"This is a timelapse of the Phoenix Sandstorm from Maricopa, AZ that hit at 5.30 PM" on June 16, YouTube poster whittakerbrock wrote.
Dust storms are common in the southwestern U.S. during the summer, which is the region's monsoon season. During the monsoon, an overall shift in winds across the Southwest draw in tropical moisture, resulting in a significant increase in thunderstorm activity and rainfall.
Thunderstorms that develop can produce strong downdrafts, or "downbursts", which are powerful winds that blast downward and outward from the thunderstorms.
When this happens, dry, loose sand on the desert floors can get kicked up, creating a wall of dust that travels outward, spanning a much larger area than the thunderstorm itself.

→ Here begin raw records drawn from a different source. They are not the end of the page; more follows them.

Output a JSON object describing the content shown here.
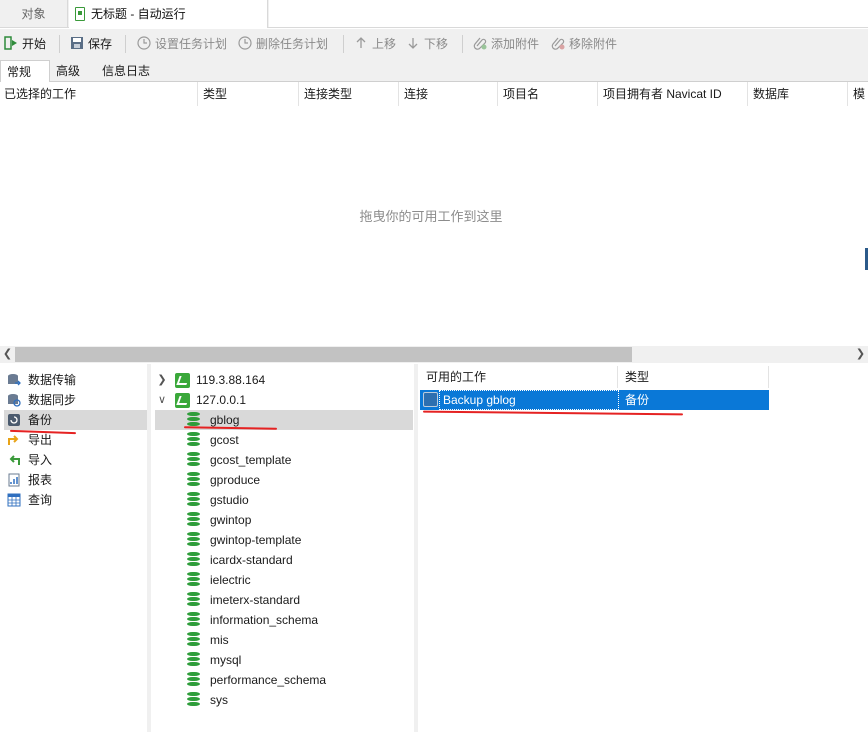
{
  "window_tabs": {
    "objects": "对象",
    "active": "无标题 - 自动运行"
  },
  "toolbar": {
    "start": "开始",
    "save": "保存",
    "set_schedule": "设置任务计划",
    "delete_schedule": "删除任务计划",
    "move_up": "上移",
    "move_down": "下移",
    "add_attachment": "添加附件",
    "remove_attachment": "移除附件"
  },
  "tabs": [
    "常规",
    "高级",
    "信息日志"
  ],
  "job_table": {
    "columns": [
      "已选择的工作",
      "类型",
      "连接类型",
      "连接",
      "项目名",
      "项目拥有者 Navicat ID",
      "数据库",
      "模"
    ],
    "empty_message": "拖曳你的可用工作到这里"
  },
  "categories": [
    {
      "label": "数据传输",
      "icon": "data-transfer-icon"
    },
    {
      "label": "数据同步",
      "icon": "data-sync-icon"
    },
    {
      "label": "备份",
      "icon": "backup-icon"
    },
    {
      "label": "导出",
      "icon": "export-icon"
    },
    {
      "label": "导入",
      "icon": "import-icon"
    },
    {
      "label": "报表",
      "icon": "report-icon"
    },
    {
      "label": "查询",
      "icon": "query-icon"
    }
  ],
  "selected_category": "备份",
  "servers": [
    {
      "name": "119.3.88.164",
      "expanded": false
    },
    {
      "name": "127.0.0.1",
      "expanded": true
    }
  ],
  "databases": [
    "gblog",
    "gcost",
    "gcost_template",
    "gproduce",
    "gstudio",
    "gwintop",
    "gwintop-template",
    "icardx-standard",
    "ielectric",
    "imeterx-standard",
    "information_schema",
    "mis",
    "mysql",
    "performance_schema",
    "sys"
  ],
  "selected_database": "gblog",
  "available_jobs": {
    "columns": [
      "可用的工作",
      "类型"
    ],
    "rows": [
      {
        "name": "Backup gblog",
        "type": "备份"
      }
    ]
  },
  "colors": {
    "selection": "#0a78d7",
    "annotation": "#e52222",
    "db_icon": "#2e9d3a"
  }
}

Dust storms that develop in this way are also called haboobs. They can happen in desert regions across the world.
Tropical Depression Two has formed in the Atlantic and could become the next tropical storm of the season by midweek.
Severe storms will rumble through parts of the Midwest, including Chicago, early Tuesday night.
Warm and humid air in place over much of the Midwest and Northeast at midweek will contribute to the risk of drenching, gusty and locally severe thunderstorms on Wednesday.
After temperatures briefly climb to typical midsummer levels, another cooldown will roll into the Midwest and expand to the East for the last part of July.
With the recent heat fading away, more relief will greet the Northwest by midweek in the form of rain.
Heat Wave: Location New Record(F): Old Record(F)/Year: Washington, D.C. 101 100/1987 Philadelphia, PA 99T 99/1978 Atlantic City, NJ 100 96/1987 Harrisburg, PA 103 98/1987 Baltimore, MD 103 98/1987 (Custom House)
New Zealand (1995)
Extreme cold - a bay in Littleton Harbor froze for the first time in "living memory".
Simla, CO (1996)
4.5" diameter hail.